Australian-born Simi Polonsky Hoffman lives in Brooklyn — a diverse, culture-rich, buzzing borough of New York City — where she and her sister have established their modest-fashion label, The Frock NYC.
A little over a month ago, before COVID-19 lockdown emptied the city’s streets, she was among thousands of locals celebrating the Jewish holiday of Purim; people were visiting houses, delivering presents, gathering in their neighbourhoods.
Within the next three days, some started falling ill.
Brooklyn is one of the epicentres of New York’s crippling COVID-19 outbreak, which has so far infected more than 106,000 people and claimed more than 7,300 lives. Among those diagnosed were Simi, her husband Yaniv, her sister and her brother-in-law.
Mercifully, Simi’s was a mild version of the illness.
“I was like, ‘Why can’t I taste anything? This is so weird.'” Simi told Mamamia‘s No Filter podcast. “I didn’t really know what was going on. I was feeling a bit of nausea, dizziness, and I was like, ‘This is manageable. I can manage this.’ But then my sister called…'”

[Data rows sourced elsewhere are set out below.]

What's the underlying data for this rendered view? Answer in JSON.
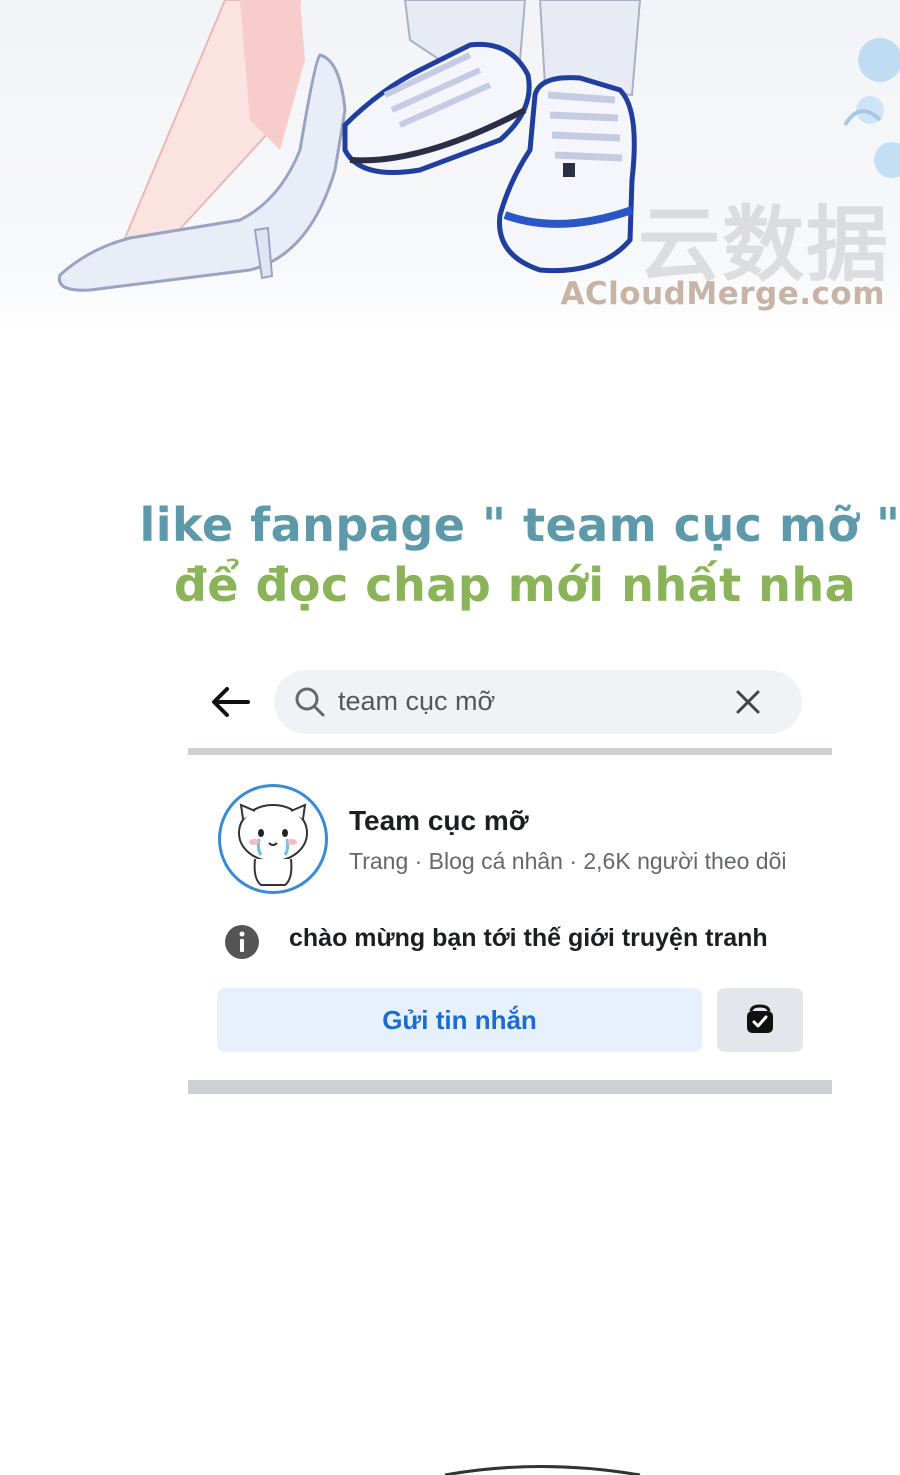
{
  "illustration": {
    "watermark_chinese": "云数据",
    "watermark_url": "ACloudMerge.com"
  },
  "promo": {
    "line1": "like fanpage \" team cục mỡ \"",
    "line2": "để đọc chap mới nhất nha",
    "colors": {
      "line1": "#5d99a8",
      "line2": "#8ab35a"
    }
  },
  "search": {
    "back_icon": "arrow-left-icon",
    "search_icon": "magnifier-icon",
    "query": "team cục mỡ",
    "clear_icon": "close-x-icon"
  },
  "result": {
    "avatar_icon": "cartoon-cat-avatar",
    "name": "Team cục mỡ",
    "meta": "Trang · Blog cá nhân · 2,6K người theo dõi",
    "info_icon": "info-circle-icon",
    "intro": "chào mừng bạn tới thế giới truyện tranh",
    "message_button": "Gửi tin nhắn",
    "shop_icon": "shop-bag-icon",
    "accent": "#1a6bd2"
  }
}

Listen: Simi returns to No Filter to talk about COVID-19, grief and new love.
Simi’s brother-in-law suffered far more severe symptoms. He had a fever of 39.4C that lasted two weeks. Medics had to visit his home every two days to administer IV fluids and check his oxygen. As they did with thousands of others.
“You usually hear sirens in New York,” Simi said. “But those two weeks, you could hear sirens every 10 minutes. It was very scary. It was really scary. And my sister was dealing with all those things. I kept trying to tell her [her husband is] going to be fine. And she’s like, ‘Simi, what if he’s not?'”
Sirens. A virus. People she loves falling ill. Triggering doesn’t seem like a strong enough word, given what Simi had been through less than three years ago.
‘This is called the circle of life.’
Simi lost her first husband, Shua, on November 9, 2017, when a rare virus attacked his heart. She was four months pregnant at the time and raising their two young children.